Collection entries
━━━━

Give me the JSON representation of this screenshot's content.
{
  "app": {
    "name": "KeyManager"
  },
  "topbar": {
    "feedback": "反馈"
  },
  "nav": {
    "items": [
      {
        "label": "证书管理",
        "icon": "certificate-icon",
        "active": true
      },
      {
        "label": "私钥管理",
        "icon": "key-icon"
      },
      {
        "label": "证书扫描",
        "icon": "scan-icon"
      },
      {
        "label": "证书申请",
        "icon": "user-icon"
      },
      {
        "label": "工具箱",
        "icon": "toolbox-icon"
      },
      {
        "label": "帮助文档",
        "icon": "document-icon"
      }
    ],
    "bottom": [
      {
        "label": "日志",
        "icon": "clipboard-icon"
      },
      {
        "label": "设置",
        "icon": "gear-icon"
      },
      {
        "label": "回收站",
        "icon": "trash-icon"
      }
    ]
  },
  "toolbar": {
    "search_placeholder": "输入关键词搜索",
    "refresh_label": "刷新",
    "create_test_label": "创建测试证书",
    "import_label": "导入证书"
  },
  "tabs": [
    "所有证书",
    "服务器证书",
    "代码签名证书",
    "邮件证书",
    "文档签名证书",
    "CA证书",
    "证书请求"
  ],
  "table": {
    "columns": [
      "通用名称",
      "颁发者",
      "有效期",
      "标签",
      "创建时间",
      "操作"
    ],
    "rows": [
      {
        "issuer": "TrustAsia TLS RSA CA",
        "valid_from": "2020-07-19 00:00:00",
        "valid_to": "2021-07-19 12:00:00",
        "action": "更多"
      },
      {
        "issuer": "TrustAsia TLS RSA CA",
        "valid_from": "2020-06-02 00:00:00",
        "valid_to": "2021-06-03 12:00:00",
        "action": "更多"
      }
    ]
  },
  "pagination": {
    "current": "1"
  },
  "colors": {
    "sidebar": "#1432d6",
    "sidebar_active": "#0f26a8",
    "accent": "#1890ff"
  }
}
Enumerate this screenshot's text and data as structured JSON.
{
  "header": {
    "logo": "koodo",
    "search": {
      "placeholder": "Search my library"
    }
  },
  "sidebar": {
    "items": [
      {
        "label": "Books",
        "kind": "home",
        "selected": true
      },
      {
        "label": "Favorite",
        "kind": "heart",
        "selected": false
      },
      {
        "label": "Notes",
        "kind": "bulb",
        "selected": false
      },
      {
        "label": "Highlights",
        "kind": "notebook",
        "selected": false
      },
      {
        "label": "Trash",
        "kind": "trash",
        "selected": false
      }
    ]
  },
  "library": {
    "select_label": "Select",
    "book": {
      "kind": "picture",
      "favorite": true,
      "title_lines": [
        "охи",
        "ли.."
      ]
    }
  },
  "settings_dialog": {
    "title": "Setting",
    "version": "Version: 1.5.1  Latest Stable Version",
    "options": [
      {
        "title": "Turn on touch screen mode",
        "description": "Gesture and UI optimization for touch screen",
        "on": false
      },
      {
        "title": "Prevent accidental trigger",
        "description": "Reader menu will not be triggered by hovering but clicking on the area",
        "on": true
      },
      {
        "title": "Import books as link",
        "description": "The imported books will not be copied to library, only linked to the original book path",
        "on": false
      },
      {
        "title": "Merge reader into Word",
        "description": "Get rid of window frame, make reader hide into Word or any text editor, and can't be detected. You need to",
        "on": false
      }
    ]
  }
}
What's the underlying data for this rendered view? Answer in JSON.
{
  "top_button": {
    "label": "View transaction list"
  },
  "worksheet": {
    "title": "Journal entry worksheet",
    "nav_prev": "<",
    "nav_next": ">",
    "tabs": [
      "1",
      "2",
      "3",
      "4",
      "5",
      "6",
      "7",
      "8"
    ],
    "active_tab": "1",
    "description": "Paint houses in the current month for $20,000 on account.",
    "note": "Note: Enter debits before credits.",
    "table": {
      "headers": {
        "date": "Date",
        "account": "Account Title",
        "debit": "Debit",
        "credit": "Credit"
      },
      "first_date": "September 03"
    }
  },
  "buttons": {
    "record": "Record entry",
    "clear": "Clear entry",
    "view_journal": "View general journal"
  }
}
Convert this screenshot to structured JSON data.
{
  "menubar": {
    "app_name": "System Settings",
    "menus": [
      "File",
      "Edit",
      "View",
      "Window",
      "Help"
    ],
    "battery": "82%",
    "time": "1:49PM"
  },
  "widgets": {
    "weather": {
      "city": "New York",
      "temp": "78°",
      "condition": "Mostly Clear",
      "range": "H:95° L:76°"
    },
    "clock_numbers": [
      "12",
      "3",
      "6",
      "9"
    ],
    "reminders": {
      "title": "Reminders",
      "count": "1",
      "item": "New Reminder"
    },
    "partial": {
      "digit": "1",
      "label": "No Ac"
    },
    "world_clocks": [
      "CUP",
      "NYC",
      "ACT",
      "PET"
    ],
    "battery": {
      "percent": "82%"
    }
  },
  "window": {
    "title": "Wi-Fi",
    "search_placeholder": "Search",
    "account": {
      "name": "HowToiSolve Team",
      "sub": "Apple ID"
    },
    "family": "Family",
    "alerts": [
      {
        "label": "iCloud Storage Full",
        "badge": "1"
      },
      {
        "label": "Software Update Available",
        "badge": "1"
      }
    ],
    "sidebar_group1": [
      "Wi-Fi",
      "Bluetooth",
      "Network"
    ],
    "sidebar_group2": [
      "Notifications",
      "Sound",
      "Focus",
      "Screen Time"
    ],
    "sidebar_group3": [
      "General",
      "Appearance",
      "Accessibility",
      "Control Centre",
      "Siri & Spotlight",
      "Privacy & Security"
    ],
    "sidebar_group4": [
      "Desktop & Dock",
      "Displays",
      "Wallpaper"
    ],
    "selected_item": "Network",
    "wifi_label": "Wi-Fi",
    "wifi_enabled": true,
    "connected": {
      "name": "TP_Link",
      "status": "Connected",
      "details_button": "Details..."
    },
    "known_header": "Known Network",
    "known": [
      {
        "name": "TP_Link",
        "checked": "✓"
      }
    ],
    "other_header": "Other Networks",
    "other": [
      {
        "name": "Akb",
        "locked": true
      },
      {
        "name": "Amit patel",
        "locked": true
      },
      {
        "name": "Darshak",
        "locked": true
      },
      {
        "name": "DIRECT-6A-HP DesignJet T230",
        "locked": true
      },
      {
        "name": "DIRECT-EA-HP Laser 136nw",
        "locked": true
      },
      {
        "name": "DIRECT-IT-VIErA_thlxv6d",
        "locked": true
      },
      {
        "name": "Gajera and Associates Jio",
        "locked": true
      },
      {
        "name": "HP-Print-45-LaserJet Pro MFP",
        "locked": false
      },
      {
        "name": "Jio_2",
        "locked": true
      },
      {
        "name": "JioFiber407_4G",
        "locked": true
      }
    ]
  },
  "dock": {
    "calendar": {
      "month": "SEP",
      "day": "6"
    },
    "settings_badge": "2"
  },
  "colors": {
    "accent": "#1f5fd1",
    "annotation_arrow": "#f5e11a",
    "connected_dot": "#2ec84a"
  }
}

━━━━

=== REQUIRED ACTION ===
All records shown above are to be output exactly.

=== TASK OUTPUT ===
Give me the JSON representation of this screenshot's content.
{
  "app": {
    "name": "KeyManager"
  },
  "topbar": {
    "feedback": "反馈"
  },
  "nav": {
    "items": [
      {
        "label": "证书管理",
        "icon": "certificate-icon",
        "active": true
      },
      {
        "label": "私钥管理",
        "icon": "key-icon"
      },
      {
        "label": "证书扫描",
        "icon": "scan-icon"
      },
      {
        "label": "证书申请",
        "icon": "user-icon"
      },
      {
        "label": "工具箱",
        "icon": "toolbox-icon"
      },
      {
        "label": "帮助文档",
        "icon": "document-icon"
      }
    ],
    "bottom": [
      {
        "label": "日志",
        "icon": "clipboard-icon"
      },
      {
        "label": "设置",
        "icon": "gear-icon"
      },
      {
        "label": "回收站",
        "icon": "trash-icon"
      }
    ]
  },
  "toolbar": {
    "search_placeholder": "输入关键词搜索",
    "refresh_label": "刷新",
    "create_test_label": "创建测试证书",
    "import_label": "导入证书"
  },
  "tabs": [
    "所有证书",
    "服务器证书",
    "代码签名证书",
    "邮件证书",
    "文档签名证书",
    "CA证书",
    "证书请求"
  ],
  "table": {
    "columns": [
      "通用名称",
      "颁发者",
      "有效期",
      "标签",
      "创建时间",
      "操作"
    ],
    "rows": [
      {
        "issuer": "TrustAsia TLS RSA CA",
        "valid_from": "2020-07-19 00:00:00",
        "valid_to": "2021-07-19 12:00:00",
        "action": "更多"
      },
      {
        "issuer": "TrustAsia TLS RSA CA",
        "valid_from": "2020-06-02 00:00:00",
        "valid_to": "2021-06-03 12:00:00",
        "action": "更多"
      }
    ]
  },
  "pagination": {
    "current": "1"
  },
  "colors": {
    "sidebar": "#1432d6",
    "sidebar_active": "#0f26a8",
    "accent": "#1890ff"
  }
}
Enumerate this screenshot's text and data as structured JSON.
{
  "header": {
    "logo": "koodo",
    "search": {
      "placeholder": "Search my library"
    }
  },
  "sidebar": {
    "items": [
      {
        "label": "Books",
        "kind": "home",
        "selected": true
      },
      {
        "label": "Favorite",
        "kind": "heart",
        "selected": false
      },
      {
        "label": "Notes",
        "kind": "bulb",
        "selected": false
      },
      {
        "label": "Highlights",
        "kind": "notebook",
        "selected": false
      },
      {
        "label": "Trash",
        "kind": "trash",
        "selected": false
      }
    ]
  },
  "library": {
    "select_label": "Select",
    "book": {
      "kind": "picture",
      "favorite": true,
      "title_lines": [
        "охи",
        "ли.."
      ]
    }
  },
  "settings_dialog": {
    "title": "Setting",
    "version": "Version: 1.5.1  Latest Stable Version",
    "options": [
      {
        "title": "Turn on touch screen mode",
        "description": "Gesture and UI optimization for touch screen",
        "on": false
      },
      {
        "title": "Prevent accidental trigger",
        "description": "Reader menu will not be triggered by hovering but clicking on the area",
        "on": true
      },
      {
        "title": "Import books as link",
        "description": "The imported books will not be copied to library, only linked to the original book path",
        "on": false
      },
      {
        "title": "Merge reader into Word",
        "description": "Get rid of window frame, make reader hide into Word or any text editor, and can't be detected. You need to",
        "on": false
      }
    ]
  }
}
What's the underlying data for this rendered view? Answer in JSON.
{
  "top_button": {
    "label": "View transaction list"
  },
  "worksheet": {
    "title": "Journal entry worksheet",
    "nav_prev": "<",
    "nav_next": ">",
    "tabs": [
      "1",
      "2",
      "3",
      "4",
      "5",
      "6",
      "7",
      "8"
    ],
    "active_tab": "1",
    "description": "Paint houses in the current month for $20,000 on account.",
    "note": "Note: Enter debits before credits.",
    "table": {
      "headers": {
        "date": "Date",
        "account": "Account Title",
        "debit": "Debit",
        "credit": "Credit"
      },
      "first_date": "September 03"
    }
  },
  "buttons": {
    "record": "Record entry",
    "clear": "Clear entry",
    "view_journal": "View general journal"
  }
}
Convert this screenshot to structured JSON data.
{
  "menubar": {
    "app_name": "System Settings",
    "menus": [
      "File",
      "Edit",
      "View",
      "Window",
      "Help"
    ],
    "battery": "82%",
    "time": "1:49PM"
  },
  "widgets": {
    "weather": {
      "city": "New York",
      "temp": "78°",
      "condition": "Mostly Clear",
      "range": "H:95° L:76°"
    },
    "clock_numbers": [
      "12",
      "3",
      "6",
      "9"
    ],
    "reminders": {
      "title": "Reminders",
      "count": "1",
      "item": "New Reminder"
    },
    "partial": {
      "digit": "1",
      "label": "No Ac"
    },
    "world_clocks": [
      "CUP",
      "NYC",
      "ACT",
      "PET"
    ],
    "battery": {
      "percent": "82%"
    }
  },
  "window": {
    "title": "Wi-Fi",
    "search_placeholder": "Search",
    "account": {
      "name": "HowToiSolve Team",
      "sub": "Apple ID"
    },
    "family": "Family",
    "alerts": [
      {
        "label": "iCloud Storage Full",
        "badge": "1"
      },
      {
        "label": "Software Update Available",
        "badge": "1"
      }
    ],
    "sidebar_group1": [
      "Wi-Fi",
      "Bluetooth",
      "Network"
    ],
    "sidebar_group2": [
      "Notifications",
      "Sound",
      "Focus",
      "Screen Time"
    ],
    "sidebar_group3": [
      "General",
      "Appearance",
      "Accessibility",
      "Control Centre",
      "Siri & Spotlight",
      "Privacy & Security"
    ],
    "sidebar_group4": [
      "Desktop & Dock",
      "Displays",
      "Wallpaper"
    ],
    "selected_item": "Network",
    "wifi_label": "Wi-Fi",
    "wifi_enabled": true,
    "connected": {
      "name": "TP_Link",
      "status": "Connected",
      "details_button": "Details..."
    },
    "known_header": "Known Network",
    "known": [
      {
        "name": "TP_Link",
        "checked": "✓"
      }
    ],
    "other_header": "Other Networks",
    "other": [
      {
        "name": "Akb",
        "locked": true
      },
      {
        "name": "Amit patel",
        "locked": true
      },
      {
        "name": "Darshak",
        "locked": true
      },
      {
        "name": "DIRECT-6A-HP DesignJet T230",
        "locked": true
      },
      {
        "name": "DIRECT-EA-HP Laser 136nw",
        "locked": true
      },
      {
        "name": "DIRECT-IT-VIErA_thlxv6d",
        "locked": true
      },
      {
        "name": "Gajera and Associates Jio",
        "locked": true
      },
      {
        "name": "HP-Print-45-LaserJet Pro MFP",
        "locked": false
      },
      {
        "name": "Jio_2",
        "locked": true
      },
      {
        "name": "JioFiber407_4G",
        "locked": true
      }
    ]
  },
  "dock": {
    "calendar": {
      "month": "SEP",
      "day": "6"
    },
    "settings_badge": "2"
  },
  "colors": {
    "accent": "#1f5fd1",
    "annotation_arrow": "#f5e11a",
    "connected_dot": "#2ec84a"
  }
}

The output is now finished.